Launching ‘Disorder in the Newsroom’: A study by Media Matters for Democracy on journalists’ perception of their ability to identify and counter misinformation

Launching ‘Disorder in the Newsroom’: A study by Media Matters for Democracy on journalists’ perception of their ability to identify and counter misinformation

ISLAMABAD (1 Feb, 2020) – Around 90 percent of journalists in Pakistan believe that misinformation has had an impact on public trust in media, according to a study conducted by Media Matters for Democracy with support from the Friedrich Naumann Foundation for Freedom (FNF). 

The study titled, Disorder in the Newsroom: The Media’s Perceptions and Response to the Infodemic, aimed at understanding journalists’ perception of their ability to identify and counter misinformation. The research included a survey of 546 journalists along with in-depth interviews of 10 senior reporters and editors in national and international newsrooms based in Pakistan.

Nine out of ten respondents in the survey claimed that they had become more vigilant about fact-checking due to accusations about media’s role in spreading misinformation. Editors interviewed for the study felt that accusations of ‘fake news’ and attacks on journalists on social media had not only made them more vigilant but also fearful of putting out information.

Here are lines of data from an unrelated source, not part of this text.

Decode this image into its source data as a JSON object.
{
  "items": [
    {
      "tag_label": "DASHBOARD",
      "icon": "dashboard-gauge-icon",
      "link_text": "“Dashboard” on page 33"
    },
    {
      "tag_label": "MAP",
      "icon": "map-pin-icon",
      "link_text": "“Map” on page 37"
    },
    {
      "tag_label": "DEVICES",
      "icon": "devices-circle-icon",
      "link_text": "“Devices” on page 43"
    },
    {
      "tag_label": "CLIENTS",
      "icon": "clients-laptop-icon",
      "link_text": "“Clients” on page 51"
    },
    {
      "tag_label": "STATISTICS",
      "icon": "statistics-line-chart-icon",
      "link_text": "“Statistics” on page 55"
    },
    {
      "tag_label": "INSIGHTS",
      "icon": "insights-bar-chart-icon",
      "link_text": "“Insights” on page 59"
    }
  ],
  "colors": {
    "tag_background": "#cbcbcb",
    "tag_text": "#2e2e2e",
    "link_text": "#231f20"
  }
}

The survey found that 89% of journalists claimed there were discussions in their newsrooms about misinformation. While on the face of it this appears encouraging, the survey indicated that none of the respondents were able to differentiate between misinformation, mal-information and disinformation casting a shadow over their true understanding of integral concepts. 

As pointed out by the editorial staff interviewed for this study, while the concept of fact-checking is not new, the digital mediums at play, however, now require the process to be much faster than it traditionally has been and is. 

The study found that the editorial staff expressed low confidence in their newsroom’s capacity to fact-check information. While 81 percent of reporters surveyed said that their organisations had written guidelines, none of the editors from mainstream Pakistan-based news organisations said they had written fact-checking guidelines. 

This is further aggravated by the fact that 35 percent of respondents said they had not received any kind of formal training on fact-checking.

A more enthusiastic approach to fact-checking as a function during newsgathering does not appear to exist in newsrooms in Pakistan. Financial constraints, lack of resources and training opportunities, and a reluctance to alter newsroom practices and culture have all played their part.

The study recommends developing training modules, and creating synergies between resource-handicapped newsrooms and initiatives working on fact-checking and verifying digital material. It also strongly suggests creation of written guidelines in newsrooms as an important step towards verification. 

The study concludes that in order to ensure a more responsible role of newsrooms in terms of information verification, a cultural shift needs to take place in newsroom, especially those dealing with breaking news, to be equipped to effectively challenge misinformation.

Study linked here